*Task description*. The expected output is a copy of every line in the records with the string "value".

(Dataset rows for apps and sites)

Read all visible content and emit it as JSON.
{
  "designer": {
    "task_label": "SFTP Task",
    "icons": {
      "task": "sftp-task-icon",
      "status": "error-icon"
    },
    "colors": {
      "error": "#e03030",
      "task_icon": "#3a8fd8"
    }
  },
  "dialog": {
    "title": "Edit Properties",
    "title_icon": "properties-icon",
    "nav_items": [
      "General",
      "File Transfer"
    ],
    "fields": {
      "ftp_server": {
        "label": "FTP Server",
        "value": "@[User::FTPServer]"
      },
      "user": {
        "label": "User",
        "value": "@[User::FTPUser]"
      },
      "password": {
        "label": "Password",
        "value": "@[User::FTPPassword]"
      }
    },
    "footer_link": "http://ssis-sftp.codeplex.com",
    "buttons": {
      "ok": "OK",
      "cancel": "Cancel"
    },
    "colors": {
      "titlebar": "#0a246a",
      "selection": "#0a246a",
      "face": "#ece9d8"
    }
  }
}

*Exercise response*.
        "value": "@[User::FTPServer]"
        "value": "@[User::FTPUser]"
        "value": "@[User::FTPPassword]"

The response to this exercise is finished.